What the task asks »
Bring together every line in the data that includes "title".

Website and app data records:
▬▬▬▬▬▬▬▬▬▬

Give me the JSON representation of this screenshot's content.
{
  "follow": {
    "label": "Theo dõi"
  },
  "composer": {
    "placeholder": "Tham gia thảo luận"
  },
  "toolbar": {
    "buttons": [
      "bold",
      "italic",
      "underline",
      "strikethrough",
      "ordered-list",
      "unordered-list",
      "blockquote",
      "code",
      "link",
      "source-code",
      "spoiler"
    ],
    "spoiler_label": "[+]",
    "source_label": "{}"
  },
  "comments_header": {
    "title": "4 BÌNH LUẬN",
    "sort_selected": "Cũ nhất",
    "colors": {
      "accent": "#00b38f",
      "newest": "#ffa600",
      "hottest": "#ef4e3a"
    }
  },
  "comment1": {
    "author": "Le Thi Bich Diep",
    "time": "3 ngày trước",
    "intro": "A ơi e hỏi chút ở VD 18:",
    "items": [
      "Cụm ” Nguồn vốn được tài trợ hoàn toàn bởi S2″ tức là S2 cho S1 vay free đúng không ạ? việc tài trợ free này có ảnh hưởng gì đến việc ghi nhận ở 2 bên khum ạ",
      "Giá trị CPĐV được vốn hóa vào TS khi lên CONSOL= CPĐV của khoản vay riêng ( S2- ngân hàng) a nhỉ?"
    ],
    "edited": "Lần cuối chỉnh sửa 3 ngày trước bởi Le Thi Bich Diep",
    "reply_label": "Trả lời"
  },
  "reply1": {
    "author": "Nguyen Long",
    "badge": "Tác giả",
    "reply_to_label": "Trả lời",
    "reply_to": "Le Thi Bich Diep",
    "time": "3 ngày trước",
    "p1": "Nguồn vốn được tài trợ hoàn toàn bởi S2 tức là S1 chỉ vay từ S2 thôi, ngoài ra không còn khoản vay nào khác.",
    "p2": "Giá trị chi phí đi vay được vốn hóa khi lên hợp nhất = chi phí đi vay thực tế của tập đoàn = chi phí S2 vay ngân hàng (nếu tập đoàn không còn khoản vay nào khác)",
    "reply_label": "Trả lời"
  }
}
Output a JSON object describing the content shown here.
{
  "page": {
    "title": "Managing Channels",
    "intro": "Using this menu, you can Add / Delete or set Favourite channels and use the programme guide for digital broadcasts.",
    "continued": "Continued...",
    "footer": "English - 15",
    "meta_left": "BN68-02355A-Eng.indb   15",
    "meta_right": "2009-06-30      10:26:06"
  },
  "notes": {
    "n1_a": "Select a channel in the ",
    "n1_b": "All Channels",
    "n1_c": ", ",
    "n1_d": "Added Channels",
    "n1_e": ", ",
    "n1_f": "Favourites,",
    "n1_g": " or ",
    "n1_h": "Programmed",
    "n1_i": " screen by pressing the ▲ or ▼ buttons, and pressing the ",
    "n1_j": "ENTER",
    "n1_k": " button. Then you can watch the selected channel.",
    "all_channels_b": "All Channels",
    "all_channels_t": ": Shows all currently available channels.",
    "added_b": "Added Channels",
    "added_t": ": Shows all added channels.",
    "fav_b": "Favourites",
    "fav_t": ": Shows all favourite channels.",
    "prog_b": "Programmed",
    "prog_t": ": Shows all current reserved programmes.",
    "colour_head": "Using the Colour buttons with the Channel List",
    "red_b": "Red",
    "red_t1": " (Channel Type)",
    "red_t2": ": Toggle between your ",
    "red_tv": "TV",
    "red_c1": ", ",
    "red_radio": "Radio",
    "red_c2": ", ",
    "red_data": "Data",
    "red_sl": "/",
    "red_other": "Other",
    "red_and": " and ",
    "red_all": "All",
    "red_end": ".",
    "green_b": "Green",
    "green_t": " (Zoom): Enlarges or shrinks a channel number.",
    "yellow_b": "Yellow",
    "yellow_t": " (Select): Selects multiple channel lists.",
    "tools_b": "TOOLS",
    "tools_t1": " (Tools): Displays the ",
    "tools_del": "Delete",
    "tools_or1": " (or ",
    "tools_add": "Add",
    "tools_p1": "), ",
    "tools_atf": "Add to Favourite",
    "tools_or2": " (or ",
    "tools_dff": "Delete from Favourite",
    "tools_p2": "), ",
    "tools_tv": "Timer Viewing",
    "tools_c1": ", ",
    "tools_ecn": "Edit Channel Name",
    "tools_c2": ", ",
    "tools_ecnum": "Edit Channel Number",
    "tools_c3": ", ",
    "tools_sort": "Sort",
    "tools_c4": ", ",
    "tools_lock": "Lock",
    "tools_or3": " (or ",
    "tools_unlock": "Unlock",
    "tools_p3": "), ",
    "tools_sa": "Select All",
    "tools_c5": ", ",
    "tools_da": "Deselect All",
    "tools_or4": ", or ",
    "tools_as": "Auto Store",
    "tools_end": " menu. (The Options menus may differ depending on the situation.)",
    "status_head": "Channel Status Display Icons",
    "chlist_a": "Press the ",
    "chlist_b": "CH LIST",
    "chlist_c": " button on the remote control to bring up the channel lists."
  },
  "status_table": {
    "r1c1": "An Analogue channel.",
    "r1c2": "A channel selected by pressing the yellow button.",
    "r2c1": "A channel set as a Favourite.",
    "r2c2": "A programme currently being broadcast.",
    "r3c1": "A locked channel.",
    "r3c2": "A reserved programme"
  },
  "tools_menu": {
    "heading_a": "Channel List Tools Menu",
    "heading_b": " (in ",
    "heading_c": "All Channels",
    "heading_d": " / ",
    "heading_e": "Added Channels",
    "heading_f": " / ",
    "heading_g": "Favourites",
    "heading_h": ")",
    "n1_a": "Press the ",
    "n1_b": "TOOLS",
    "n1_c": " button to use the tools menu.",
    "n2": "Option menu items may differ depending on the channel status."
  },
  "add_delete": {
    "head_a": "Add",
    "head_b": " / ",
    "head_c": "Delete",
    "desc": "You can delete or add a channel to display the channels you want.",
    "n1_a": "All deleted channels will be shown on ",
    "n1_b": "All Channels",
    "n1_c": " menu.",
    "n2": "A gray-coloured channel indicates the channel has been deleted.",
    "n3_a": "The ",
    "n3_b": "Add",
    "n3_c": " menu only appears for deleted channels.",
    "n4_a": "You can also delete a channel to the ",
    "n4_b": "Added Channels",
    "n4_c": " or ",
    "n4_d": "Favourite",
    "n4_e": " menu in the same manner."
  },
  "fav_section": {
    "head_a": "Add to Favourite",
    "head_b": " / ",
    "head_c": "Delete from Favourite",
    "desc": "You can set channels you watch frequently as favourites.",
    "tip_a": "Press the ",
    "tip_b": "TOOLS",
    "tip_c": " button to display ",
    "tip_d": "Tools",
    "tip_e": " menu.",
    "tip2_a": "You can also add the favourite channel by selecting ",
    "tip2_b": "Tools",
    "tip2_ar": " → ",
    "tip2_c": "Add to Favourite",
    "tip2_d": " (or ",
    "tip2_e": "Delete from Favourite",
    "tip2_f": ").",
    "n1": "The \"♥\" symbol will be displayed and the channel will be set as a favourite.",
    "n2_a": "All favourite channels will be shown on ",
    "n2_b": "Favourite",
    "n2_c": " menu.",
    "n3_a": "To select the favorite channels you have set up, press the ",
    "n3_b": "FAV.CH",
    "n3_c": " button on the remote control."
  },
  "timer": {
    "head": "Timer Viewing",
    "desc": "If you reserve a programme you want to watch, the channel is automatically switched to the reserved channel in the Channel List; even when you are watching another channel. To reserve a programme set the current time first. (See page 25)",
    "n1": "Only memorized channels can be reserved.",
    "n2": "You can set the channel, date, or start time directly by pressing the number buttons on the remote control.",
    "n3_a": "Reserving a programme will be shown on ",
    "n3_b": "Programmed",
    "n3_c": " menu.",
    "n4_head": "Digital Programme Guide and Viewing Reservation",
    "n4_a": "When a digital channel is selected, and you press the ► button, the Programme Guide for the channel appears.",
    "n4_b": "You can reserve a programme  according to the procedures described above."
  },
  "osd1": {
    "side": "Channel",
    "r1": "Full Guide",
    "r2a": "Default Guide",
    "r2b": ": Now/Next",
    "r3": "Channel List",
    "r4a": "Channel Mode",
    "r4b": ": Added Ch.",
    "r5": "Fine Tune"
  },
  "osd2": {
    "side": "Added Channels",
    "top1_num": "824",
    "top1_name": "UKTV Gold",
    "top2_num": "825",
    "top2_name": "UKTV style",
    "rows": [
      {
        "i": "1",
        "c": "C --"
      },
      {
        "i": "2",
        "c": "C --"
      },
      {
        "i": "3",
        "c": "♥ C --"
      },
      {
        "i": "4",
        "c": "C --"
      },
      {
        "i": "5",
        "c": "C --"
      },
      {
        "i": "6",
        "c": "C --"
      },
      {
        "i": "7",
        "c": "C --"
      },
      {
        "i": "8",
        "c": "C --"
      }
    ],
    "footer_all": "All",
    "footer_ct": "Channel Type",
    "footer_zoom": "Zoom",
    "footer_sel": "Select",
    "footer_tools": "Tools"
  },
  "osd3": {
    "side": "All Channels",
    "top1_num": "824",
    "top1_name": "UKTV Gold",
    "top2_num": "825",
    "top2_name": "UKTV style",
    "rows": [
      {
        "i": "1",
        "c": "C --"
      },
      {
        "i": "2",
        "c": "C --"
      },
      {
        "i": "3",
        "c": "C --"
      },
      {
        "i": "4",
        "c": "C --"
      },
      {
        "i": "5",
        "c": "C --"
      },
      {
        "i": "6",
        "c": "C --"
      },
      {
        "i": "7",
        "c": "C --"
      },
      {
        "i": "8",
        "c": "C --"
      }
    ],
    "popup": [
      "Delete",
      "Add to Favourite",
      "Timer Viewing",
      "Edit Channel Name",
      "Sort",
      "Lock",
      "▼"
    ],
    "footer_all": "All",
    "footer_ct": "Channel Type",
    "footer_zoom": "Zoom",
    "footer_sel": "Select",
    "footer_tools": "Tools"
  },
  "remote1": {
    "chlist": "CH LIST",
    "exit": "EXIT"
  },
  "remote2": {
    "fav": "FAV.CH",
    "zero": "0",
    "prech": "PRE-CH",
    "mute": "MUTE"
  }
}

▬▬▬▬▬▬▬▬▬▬

Solved exercise »
    "title": "4 BÌNH LUẬN",
    "title": "Managing Channels",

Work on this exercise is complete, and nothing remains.